In Asian trade on Wednesday, oil prices rose as traders balanced poor demand signs from major importer China and the threat of future US rate rises against anticipated supply constraints.
Brent crude was up 15 cents, or 0.2%, to $84.18 a barrel at 0600 GMT, while West Texas Intermediate crude was up 17 cents, or 0.2%, to $79.81 a barrel.
On Tuesday, both benchmarks fell by around 0.5%.
Markets are looking for clues about the outlook for interest rates when Federal Reserve officials and policymakers from the European Central Bank, the Bank of England, and the Bank of Japan convene in Jackson Hole, Wyoming, later this week for their annual conference.
“Investors are reluctant to take big positions ahead of the Jackson Hole symposium as they want to find clues for the next step by the U.S. Federal Reserve,” said Hiroyuki Kikukawa, president of NS Trading, a unit of Nissan Securities.
“Concerns over higher interest rates and sluggish demand in China are expected to outweigh tightening supply from OPEC+ in the short term.”
China, the world’s second-largest economy, is considered crucial to shoring up oil demand over the rest of the year. Its weak growth has frustrated markets as pledged stimulus has fallen short of expectations, including a smaller-than-expected cut in a key lending benchmark on Monday.
On the supply side, Saudi Arabia has volunteered to cut output by another 1 million barrels per day (bpd) from July through September, and Russia plans to reduce exports in August by 500,000 bpd.

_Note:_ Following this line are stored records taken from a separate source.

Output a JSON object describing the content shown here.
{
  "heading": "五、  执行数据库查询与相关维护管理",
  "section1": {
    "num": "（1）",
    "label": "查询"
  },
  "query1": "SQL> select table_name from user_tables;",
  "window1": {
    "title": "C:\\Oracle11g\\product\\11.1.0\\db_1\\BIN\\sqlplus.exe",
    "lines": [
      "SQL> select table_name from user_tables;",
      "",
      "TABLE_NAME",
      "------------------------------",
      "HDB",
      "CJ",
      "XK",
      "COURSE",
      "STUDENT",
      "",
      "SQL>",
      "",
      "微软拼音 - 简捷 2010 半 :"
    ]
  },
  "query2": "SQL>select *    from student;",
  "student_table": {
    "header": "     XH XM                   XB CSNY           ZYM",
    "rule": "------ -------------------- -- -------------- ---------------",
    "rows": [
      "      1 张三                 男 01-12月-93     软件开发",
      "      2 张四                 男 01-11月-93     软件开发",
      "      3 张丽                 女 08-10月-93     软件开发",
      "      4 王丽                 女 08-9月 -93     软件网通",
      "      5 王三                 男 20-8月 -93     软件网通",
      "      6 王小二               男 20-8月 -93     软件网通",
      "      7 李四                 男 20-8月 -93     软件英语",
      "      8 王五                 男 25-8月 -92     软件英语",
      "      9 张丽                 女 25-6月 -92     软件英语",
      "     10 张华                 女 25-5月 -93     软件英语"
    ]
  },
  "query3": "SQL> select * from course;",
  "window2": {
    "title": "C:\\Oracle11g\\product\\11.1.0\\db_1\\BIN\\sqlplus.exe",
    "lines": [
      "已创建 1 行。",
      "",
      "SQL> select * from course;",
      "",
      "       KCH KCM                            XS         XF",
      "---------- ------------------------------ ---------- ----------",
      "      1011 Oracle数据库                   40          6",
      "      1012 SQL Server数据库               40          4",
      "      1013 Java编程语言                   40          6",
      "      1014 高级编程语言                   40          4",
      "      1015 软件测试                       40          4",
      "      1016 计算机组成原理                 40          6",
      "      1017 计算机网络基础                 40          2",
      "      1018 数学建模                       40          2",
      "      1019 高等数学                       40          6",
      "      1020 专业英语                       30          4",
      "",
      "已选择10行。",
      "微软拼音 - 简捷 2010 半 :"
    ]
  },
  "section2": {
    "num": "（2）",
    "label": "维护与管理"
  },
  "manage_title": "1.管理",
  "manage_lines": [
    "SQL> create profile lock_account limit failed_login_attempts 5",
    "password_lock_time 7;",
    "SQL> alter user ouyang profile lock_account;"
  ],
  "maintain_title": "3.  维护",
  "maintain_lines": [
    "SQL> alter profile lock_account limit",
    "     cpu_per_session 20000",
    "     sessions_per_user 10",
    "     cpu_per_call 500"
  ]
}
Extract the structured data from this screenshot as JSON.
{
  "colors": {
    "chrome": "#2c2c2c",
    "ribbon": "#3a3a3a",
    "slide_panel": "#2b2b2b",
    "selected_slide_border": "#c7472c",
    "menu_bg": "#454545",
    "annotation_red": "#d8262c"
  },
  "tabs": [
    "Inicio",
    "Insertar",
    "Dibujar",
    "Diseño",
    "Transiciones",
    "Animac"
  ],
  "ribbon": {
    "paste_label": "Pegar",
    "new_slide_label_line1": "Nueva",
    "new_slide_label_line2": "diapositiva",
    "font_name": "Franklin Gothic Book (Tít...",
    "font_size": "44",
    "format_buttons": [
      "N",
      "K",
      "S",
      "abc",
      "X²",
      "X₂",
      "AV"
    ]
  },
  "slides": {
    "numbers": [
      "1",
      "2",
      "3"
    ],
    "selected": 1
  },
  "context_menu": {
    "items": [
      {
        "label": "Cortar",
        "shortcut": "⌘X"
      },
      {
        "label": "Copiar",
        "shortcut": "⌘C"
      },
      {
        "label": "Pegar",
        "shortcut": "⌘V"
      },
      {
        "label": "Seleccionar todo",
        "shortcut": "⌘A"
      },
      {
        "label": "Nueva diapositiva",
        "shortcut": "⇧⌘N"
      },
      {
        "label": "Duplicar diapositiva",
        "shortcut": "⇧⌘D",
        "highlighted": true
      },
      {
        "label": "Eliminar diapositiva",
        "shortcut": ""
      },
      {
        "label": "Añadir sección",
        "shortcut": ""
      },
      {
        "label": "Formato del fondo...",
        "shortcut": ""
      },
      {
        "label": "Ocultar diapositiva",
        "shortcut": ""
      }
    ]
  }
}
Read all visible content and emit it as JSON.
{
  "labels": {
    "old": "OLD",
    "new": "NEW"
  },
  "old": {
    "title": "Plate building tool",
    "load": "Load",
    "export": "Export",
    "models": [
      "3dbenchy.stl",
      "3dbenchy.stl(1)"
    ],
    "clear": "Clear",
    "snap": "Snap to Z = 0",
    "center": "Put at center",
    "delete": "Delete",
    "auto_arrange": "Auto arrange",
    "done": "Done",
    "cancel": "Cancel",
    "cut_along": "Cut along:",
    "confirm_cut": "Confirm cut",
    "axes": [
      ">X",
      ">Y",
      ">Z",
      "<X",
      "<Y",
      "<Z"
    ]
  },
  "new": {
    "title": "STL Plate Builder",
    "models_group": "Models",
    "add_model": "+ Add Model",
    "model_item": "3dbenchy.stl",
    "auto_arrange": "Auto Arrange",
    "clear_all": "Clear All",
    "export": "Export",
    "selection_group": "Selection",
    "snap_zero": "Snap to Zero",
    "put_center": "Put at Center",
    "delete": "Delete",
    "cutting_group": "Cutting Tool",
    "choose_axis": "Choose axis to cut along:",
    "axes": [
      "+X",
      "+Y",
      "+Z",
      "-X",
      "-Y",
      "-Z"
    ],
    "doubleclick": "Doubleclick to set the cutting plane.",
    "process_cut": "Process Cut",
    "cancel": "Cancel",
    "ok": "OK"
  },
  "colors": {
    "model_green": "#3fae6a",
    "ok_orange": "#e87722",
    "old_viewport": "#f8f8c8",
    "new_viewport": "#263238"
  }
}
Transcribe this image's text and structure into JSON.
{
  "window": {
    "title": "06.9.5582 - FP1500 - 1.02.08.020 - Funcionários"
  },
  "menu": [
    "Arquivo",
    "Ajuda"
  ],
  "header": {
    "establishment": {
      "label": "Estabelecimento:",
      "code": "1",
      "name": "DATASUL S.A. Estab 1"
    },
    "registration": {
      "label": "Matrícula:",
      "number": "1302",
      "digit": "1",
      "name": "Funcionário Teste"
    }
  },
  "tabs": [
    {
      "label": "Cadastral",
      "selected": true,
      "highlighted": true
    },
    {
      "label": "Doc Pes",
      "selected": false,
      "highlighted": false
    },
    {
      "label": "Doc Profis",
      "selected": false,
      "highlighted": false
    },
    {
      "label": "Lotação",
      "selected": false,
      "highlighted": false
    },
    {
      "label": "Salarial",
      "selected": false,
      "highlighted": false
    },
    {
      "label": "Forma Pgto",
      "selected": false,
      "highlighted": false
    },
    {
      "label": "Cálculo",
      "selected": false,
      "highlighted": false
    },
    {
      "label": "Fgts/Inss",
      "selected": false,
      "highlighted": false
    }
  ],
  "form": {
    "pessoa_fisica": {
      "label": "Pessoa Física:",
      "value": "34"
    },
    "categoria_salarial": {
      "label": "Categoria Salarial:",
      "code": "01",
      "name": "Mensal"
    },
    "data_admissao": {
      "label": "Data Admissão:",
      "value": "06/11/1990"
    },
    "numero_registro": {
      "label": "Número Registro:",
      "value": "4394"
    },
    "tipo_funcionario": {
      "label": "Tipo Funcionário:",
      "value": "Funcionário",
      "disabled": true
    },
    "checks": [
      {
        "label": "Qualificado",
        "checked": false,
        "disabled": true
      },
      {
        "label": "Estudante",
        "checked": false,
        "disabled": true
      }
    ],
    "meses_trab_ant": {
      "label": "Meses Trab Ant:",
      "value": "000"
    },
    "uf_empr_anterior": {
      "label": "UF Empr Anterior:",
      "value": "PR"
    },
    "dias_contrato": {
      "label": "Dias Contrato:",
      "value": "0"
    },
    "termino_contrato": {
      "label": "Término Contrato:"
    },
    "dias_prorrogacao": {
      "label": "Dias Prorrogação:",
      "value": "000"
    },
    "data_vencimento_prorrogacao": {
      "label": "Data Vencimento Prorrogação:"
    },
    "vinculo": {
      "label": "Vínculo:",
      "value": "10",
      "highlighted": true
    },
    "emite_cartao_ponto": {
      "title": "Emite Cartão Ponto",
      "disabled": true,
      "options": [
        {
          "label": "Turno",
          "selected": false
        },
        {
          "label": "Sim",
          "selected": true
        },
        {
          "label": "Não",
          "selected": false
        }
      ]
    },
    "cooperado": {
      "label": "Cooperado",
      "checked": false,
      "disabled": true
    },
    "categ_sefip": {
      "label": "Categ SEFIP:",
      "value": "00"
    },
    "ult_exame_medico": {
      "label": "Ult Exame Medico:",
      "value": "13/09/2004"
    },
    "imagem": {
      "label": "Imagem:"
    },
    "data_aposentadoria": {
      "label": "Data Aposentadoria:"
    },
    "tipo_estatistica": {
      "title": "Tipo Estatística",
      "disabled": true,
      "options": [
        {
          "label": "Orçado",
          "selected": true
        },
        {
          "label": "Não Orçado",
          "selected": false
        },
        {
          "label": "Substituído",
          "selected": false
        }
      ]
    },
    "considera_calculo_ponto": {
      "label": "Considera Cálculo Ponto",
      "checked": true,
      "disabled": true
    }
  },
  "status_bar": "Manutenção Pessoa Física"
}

These moves are part of a deal among members of the Organization of the Petroleum Exporting Countries and its allies, a grouping known as OPEC+, to curb supplies and support prices.
Crude stocks in the United States continued to fall, dropping by about 2.4 million barrels in the week ended Aug. 18, according to market sources citing American Petroleum Institute figures on Tuesday. That was a slightly smaller draw than a drop of 2.9 million barrels analysts expected in a Reuters poll.
“Following the massive draw of 6.2 million barrels a week earlier, overall supplies conditions still lean on the tighter end,” said Jun Rong Yeap, a market strategist at IG in Singapore.
The weekly report from the Energy Information Administration, the statistical arm of the U.S. energy department, is due at 1430 GMT on Wednesday.